_EXERCISE_. Copy the data exactly, line for line.

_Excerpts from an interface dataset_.

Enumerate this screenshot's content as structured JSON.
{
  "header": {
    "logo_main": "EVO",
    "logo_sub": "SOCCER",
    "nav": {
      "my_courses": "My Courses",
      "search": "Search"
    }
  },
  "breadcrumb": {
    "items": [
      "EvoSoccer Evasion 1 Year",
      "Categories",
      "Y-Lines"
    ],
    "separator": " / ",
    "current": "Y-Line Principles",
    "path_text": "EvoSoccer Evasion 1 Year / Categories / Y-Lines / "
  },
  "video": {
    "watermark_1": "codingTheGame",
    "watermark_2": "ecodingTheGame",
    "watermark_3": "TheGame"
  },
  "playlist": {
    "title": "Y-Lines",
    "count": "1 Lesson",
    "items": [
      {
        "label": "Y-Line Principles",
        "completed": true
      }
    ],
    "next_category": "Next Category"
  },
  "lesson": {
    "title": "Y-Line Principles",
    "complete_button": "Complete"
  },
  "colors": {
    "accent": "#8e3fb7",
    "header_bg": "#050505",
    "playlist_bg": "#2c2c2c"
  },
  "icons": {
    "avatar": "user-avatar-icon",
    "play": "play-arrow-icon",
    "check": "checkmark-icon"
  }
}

_OUTPUT OF THE TASK_.
Enumerate this screenshot's content as structured JSON.
{
  "header": {
    "logo_main": "EVO",
    "logo_sub": "SOCCER",
    "nav": {
      "my_courses": "My Courses",
      "search": "Search"
    }
  },
  "breadcrumb": {
    "items": [
      "EvoSoccer Evasion 1 Year",
      "Categories",
      "Y-Lines"
    ],
    "separator": " / ",
    "current": "Y-Line Principles",
    "path_text": "EvoSoccer Evasion 1 Year / Categories / Y-Lines / "
  },
  "video": {
    "watermark_1": "codingTheGame",
    "watermark_2": "ecodingTheGame",
    "watermark_3": "TheGame"
  },
  "playlist": {
    "title": "Y-Lines",
    "count": "1 Lesson",
    "items": [
      {
        "label": "Y-Line Principles",
        "completed": true
      }
    ],
    "next_category": "Next Category"
  },
  "lesson": {
    "title": "Y-Line Principles",
    "complete_button": "Complete"
  },
  "colors": {
    "accent": "#8e3fb7",
    "header_bg": "#050505",
    "playlist_bg": "#2c2c2c"
  },
  "icons": {
    "avatar": "user-avatar-icon",
    "play": "play-arrow-icon",
    "check": "checkmark-icon"
  }
}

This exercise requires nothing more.